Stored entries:
+++++
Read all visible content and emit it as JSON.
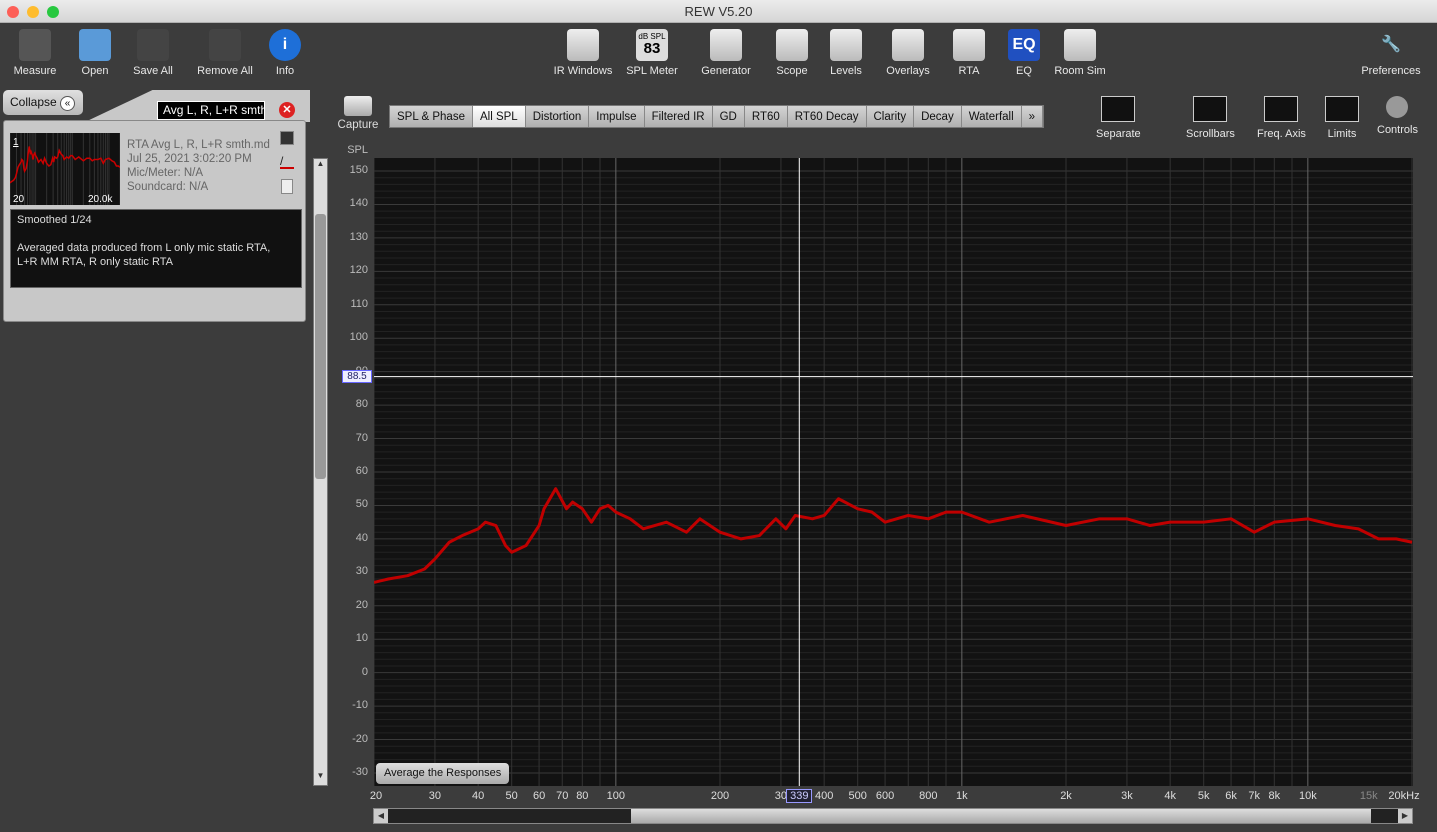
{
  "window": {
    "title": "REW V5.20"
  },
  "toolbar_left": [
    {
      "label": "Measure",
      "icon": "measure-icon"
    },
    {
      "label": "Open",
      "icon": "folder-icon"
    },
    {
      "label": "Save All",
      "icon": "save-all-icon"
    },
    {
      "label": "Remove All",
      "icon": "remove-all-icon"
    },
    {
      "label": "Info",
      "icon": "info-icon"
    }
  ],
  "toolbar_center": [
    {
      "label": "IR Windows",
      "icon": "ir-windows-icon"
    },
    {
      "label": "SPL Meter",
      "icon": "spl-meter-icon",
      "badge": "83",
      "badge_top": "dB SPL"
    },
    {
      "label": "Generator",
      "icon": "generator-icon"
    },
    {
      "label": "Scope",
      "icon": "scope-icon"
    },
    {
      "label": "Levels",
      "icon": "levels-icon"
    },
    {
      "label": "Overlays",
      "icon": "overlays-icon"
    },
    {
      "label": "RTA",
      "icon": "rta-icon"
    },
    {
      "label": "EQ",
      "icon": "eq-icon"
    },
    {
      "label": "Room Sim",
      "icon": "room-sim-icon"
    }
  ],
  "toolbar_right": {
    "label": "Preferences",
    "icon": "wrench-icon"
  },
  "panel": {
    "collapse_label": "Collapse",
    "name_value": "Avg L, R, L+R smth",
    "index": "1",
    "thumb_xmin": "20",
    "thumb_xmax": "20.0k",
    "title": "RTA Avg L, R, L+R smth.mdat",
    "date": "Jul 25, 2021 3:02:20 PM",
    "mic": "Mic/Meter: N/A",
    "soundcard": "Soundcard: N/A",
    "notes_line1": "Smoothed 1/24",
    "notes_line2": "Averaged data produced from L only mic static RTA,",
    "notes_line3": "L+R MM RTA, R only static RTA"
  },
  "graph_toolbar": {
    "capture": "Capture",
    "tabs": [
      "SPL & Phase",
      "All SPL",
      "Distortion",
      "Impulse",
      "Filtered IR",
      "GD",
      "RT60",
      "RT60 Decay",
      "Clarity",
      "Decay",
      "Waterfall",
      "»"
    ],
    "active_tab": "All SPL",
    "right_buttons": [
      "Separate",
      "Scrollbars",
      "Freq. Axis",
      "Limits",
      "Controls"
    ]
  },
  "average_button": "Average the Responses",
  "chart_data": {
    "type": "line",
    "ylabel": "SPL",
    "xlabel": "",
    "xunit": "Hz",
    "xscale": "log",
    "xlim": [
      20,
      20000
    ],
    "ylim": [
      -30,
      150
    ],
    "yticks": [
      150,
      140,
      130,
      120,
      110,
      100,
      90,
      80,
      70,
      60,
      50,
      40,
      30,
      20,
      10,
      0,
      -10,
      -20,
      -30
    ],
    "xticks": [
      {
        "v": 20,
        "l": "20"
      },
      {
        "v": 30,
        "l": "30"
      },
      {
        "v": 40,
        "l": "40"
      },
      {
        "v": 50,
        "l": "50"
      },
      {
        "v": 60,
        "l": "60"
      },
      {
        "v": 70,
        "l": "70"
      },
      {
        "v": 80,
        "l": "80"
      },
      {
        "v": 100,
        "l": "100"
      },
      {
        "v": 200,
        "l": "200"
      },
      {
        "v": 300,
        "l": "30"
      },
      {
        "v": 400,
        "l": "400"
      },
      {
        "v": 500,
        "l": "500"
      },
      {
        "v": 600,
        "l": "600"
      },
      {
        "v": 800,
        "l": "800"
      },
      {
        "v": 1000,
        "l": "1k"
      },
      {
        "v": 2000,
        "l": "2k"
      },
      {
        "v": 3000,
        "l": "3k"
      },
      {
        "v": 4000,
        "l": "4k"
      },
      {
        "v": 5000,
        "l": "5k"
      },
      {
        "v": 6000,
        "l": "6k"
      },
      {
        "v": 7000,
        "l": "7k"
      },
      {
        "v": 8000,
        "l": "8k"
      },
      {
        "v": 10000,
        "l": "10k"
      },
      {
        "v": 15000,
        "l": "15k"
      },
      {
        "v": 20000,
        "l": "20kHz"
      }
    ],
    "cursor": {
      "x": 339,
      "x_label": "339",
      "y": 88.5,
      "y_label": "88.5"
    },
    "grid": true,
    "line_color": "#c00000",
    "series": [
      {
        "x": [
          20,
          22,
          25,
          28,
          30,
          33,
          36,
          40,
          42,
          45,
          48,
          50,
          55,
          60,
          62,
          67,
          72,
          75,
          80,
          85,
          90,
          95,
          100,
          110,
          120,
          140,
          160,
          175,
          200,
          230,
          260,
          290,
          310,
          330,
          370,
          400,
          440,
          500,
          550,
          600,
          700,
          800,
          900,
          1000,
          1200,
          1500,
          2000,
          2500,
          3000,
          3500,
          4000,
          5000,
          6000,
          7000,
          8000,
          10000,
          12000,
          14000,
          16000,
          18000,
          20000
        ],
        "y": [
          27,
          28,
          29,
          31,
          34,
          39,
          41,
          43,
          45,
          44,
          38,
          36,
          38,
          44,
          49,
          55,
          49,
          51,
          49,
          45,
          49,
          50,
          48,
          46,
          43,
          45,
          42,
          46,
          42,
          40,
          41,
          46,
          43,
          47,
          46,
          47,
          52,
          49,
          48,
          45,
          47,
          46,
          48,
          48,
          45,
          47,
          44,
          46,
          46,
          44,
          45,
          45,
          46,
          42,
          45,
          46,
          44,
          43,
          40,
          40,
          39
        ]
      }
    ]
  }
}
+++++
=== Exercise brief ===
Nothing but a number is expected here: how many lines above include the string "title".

=== Output of the task ===
2